__EXERCISE__: Copy out each line of the material in which the word "screenshot" appears.

::::

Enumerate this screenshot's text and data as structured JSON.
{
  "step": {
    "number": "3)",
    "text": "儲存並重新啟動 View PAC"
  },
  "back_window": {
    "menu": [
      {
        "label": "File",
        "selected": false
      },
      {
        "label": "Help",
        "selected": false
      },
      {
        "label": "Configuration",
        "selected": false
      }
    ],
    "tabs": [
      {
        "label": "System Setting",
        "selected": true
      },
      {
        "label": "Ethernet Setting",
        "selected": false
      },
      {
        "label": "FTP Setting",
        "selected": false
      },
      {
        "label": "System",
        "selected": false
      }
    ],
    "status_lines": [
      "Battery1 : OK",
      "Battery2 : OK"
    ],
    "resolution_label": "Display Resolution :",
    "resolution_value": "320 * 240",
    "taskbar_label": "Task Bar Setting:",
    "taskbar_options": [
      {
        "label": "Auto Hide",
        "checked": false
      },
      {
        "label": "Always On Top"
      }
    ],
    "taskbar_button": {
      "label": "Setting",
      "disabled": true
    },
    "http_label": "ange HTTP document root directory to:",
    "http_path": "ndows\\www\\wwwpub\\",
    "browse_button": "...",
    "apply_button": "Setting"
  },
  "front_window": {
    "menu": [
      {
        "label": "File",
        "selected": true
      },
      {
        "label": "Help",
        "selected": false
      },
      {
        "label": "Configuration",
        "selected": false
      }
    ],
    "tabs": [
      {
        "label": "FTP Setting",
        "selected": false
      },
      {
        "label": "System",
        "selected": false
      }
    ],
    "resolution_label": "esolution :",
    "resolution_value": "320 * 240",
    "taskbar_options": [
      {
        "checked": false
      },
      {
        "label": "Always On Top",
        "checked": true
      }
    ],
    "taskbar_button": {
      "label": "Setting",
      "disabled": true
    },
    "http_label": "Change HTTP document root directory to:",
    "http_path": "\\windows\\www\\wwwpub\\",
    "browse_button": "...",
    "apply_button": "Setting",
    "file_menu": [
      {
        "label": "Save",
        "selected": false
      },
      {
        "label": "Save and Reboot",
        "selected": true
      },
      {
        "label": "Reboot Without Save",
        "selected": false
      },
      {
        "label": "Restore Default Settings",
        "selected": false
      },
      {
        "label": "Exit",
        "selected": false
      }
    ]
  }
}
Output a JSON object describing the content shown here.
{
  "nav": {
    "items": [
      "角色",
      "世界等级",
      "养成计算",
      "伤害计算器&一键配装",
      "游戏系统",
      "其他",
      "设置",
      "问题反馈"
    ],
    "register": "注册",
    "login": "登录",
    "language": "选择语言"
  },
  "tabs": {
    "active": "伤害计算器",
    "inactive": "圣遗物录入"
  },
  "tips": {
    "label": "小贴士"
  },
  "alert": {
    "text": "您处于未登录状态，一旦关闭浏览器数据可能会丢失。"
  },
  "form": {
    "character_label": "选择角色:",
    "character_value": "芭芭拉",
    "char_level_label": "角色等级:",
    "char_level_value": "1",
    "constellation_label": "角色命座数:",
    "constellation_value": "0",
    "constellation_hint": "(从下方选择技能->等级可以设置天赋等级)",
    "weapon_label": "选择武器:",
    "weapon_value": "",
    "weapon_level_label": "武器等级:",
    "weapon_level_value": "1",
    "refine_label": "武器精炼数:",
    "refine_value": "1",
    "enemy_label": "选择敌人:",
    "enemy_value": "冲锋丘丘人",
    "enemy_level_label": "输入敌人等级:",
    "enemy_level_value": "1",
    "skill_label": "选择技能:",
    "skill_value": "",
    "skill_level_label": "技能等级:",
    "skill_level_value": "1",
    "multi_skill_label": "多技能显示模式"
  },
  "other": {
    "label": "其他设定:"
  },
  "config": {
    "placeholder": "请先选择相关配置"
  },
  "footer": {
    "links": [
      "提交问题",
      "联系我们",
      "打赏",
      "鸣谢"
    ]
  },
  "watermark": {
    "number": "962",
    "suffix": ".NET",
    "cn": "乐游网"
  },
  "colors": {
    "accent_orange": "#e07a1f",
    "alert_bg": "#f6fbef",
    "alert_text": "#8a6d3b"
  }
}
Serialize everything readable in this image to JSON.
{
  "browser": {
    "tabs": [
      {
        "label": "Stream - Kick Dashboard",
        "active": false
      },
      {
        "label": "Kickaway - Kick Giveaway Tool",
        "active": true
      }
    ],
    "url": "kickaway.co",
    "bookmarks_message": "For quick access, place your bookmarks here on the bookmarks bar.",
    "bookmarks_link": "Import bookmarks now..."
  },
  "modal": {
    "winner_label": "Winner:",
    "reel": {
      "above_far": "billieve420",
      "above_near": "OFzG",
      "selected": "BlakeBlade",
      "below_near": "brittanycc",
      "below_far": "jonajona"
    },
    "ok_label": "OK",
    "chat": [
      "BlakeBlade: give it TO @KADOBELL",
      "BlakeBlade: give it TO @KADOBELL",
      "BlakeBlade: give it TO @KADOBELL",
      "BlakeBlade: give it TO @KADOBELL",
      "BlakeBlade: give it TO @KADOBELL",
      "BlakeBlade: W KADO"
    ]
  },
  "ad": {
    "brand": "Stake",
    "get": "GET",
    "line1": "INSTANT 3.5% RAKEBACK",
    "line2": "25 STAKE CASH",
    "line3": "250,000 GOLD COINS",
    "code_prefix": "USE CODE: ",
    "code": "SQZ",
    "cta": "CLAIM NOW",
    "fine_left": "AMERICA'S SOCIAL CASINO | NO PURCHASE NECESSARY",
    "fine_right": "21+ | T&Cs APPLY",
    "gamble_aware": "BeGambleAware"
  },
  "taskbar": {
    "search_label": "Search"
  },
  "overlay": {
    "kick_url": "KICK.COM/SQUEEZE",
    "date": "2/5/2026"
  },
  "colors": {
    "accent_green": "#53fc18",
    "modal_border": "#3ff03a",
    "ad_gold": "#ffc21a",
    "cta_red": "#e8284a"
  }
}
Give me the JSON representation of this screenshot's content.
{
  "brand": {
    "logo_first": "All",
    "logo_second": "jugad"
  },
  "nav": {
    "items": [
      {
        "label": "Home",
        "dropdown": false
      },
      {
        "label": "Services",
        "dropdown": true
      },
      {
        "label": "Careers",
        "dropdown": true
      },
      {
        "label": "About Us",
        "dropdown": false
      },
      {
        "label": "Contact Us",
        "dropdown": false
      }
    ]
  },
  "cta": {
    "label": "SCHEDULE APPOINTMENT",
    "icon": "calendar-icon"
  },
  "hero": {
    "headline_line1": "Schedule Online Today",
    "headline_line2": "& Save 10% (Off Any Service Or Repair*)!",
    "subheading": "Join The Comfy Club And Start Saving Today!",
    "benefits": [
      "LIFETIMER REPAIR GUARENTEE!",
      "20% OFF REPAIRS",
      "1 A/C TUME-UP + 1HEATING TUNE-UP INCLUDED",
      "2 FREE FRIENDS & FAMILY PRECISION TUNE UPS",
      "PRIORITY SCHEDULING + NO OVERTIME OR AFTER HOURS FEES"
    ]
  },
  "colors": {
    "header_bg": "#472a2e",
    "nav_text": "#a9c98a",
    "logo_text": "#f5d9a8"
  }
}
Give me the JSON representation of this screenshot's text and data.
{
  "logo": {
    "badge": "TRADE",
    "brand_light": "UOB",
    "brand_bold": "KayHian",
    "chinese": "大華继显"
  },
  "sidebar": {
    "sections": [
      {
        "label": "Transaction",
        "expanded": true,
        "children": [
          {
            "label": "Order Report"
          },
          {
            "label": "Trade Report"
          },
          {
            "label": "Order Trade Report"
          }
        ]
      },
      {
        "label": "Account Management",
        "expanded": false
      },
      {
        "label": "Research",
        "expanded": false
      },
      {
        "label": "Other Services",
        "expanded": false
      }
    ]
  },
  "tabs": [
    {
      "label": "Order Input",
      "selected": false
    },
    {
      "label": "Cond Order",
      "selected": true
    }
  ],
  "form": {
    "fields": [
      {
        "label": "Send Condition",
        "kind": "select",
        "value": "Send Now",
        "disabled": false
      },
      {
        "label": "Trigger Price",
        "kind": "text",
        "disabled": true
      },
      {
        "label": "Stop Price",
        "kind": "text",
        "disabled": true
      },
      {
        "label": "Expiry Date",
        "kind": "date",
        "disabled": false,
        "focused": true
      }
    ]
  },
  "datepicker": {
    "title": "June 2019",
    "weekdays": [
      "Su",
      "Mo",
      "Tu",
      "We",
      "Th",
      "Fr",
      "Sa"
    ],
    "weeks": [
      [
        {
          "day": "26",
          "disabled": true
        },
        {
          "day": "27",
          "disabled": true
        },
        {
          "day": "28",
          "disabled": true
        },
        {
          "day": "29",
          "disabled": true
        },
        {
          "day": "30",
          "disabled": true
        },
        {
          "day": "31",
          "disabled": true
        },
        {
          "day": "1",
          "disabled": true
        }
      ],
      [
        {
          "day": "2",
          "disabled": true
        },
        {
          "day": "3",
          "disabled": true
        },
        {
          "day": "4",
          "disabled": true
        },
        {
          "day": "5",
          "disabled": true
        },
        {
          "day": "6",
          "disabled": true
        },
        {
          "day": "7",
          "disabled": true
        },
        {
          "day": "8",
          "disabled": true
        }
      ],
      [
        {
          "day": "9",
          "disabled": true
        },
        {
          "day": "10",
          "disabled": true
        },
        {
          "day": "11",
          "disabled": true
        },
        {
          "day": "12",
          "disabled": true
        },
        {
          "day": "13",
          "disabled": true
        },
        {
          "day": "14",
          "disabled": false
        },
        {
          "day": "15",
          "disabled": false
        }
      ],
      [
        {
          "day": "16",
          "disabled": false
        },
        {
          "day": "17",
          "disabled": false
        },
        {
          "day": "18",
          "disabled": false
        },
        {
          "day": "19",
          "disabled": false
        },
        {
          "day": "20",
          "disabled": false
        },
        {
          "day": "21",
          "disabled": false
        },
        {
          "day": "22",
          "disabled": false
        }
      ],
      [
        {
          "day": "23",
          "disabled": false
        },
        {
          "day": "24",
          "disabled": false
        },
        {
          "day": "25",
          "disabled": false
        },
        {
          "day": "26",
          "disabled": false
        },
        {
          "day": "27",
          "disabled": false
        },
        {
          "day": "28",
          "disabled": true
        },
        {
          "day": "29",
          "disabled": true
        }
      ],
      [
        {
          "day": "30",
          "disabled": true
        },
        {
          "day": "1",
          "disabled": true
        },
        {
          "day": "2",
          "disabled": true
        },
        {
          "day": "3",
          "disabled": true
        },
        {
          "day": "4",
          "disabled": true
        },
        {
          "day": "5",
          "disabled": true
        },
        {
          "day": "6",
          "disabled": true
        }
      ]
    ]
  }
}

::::

__YOUR SOLUTION__:
Enumerate this screenshot's text and data as structured JSON.
Give me the JSON representation of this screenshot's content.
Give me the JSON representation of this screenshot's text and data.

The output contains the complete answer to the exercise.